How we work
We enhance the value of volunteering by supporting individuals and organisations to get involved.
We do this by:
- Providing a signposting service for people in the borough of Greenwich that wish to volunteer through a unique network of “outreach posts” which provide accessible information and interviews locally, for people interested in voluntary work.
- Servicing the network of registered groups and organisations. Any not-for-profit organisation can register their volunteering opportunities with Volunteer Centre Greenwich and have access to information, support and training in best practice in involving volunteers.
- Promoting volunteering by attending local community festivals, leading on Greenwich Volunteers’ Week in June each year and providing talks and presentations to groups.
- Developing innovative and new ways to reach all sections of the community through a range of development projects.

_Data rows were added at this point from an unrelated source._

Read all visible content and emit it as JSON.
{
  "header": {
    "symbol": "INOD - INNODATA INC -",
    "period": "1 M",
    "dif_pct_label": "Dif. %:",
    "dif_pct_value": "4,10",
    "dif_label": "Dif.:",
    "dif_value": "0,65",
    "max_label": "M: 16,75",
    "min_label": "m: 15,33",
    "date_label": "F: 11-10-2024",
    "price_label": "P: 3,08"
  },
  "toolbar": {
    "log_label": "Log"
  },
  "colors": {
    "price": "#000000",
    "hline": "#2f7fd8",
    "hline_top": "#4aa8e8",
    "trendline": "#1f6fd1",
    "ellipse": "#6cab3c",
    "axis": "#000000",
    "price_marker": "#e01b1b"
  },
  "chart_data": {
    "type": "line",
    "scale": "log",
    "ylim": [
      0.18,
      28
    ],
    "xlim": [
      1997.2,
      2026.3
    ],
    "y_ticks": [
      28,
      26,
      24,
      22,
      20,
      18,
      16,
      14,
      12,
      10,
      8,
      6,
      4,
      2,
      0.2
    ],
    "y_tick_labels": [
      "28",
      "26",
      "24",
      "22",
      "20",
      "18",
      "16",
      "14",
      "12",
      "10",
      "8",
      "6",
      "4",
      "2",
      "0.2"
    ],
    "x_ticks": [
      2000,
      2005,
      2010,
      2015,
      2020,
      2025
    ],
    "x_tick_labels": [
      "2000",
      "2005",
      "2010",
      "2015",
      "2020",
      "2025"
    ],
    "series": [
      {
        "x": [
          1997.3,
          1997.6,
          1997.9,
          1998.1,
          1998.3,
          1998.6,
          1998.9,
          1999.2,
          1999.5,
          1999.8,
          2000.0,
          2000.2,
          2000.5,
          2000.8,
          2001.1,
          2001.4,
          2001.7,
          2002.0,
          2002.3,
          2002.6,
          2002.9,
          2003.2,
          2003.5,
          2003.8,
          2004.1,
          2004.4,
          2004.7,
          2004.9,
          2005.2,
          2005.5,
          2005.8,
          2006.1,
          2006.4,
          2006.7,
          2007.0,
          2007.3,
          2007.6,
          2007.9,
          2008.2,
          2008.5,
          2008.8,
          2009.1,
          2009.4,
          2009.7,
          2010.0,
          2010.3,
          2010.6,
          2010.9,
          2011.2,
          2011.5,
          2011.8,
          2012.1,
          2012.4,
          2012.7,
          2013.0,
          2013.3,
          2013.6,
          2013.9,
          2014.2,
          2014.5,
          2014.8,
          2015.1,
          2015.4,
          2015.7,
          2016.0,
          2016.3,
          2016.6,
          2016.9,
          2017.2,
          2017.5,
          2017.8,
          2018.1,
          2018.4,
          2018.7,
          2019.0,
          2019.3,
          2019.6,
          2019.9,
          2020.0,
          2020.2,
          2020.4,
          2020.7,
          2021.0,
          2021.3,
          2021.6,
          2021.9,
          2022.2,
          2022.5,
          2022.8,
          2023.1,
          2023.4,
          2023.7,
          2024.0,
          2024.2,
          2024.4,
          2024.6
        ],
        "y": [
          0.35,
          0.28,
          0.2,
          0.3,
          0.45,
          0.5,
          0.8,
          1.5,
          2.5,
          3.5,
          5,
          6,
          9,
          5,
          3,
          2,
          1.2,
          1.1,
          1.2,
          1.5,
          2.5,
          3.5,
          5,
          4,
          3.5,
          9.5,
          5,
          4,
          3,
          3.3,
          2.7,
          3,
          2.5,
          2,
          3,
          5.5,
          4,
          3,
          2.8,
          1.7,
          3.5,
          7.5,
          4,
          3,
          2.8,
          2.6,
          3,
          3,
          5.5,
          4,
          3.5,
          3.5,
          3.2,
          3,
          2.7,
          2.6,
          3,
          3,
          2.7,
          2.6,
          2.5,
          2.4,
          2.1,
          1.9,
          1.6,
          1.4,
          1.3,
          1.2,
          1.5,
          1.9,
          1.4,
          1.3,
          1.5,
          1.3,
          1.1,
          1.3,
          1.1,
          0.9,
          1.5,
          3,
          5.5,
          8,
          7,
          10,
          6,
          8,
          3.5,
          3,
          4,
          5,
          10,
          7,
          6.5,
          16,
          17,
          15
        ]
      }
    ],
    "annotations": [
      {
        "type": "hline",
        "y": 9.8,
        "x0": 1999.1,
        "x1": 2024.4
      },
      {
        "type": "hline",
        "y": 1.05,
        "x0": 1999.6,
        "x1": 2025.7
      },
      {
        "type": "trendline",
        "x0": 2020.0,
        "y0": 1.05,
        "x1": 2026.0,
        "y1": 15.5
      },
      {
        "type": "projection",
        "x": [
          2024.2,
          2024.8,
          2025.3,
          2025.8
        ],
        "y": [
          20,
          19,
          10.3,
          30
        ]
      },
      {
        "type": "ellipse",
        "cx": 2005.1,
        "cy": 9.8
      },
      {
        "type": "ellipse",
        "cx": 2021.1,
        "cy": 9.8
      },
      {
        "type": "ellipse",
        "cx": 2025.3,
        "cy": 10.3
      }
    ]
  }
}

- Encouraging best practice and quality standards through providing a range of training workshops and published materials.
“Volunteering is freely given but is not cost free”
Volunteering is not about doing favours for family and friends, nor is it about enforced or compulsory participation or financial gain. It also does not replace statutory obligations of local or national government or substitute the work of paid employees.
Volunteering is open to all sections of the community and has no restrictions in terms of age, sex, employment status, ability, ethnicity or sexual preference.
“Volunteering has been described as an important expression of citizenship and essential to democracy. It is the commitment of time and energy for the benefit of society and the community, and can take many forms. It is undertaken freely and by choice, without concern for financial gain” (Government Compact: Volunteering: a Code of Good Practice)
Whether it takes the form of self-help, service to others or spontaneous local activity, volunteering is very much a global movement which has an incalculable impact on the local, regional, national and international community.
The economic value of volunteering in the UK alone is an estimated £40 billion.
The UK houses some 200 Volunteer Centres (formerly bureaux) which, since June 2004, all share a common brand identity. Nationally, there is increasing recognition of the role that volunteers and the Voluntary Sector can play in delivering high quality services and in contributing to civil renewal.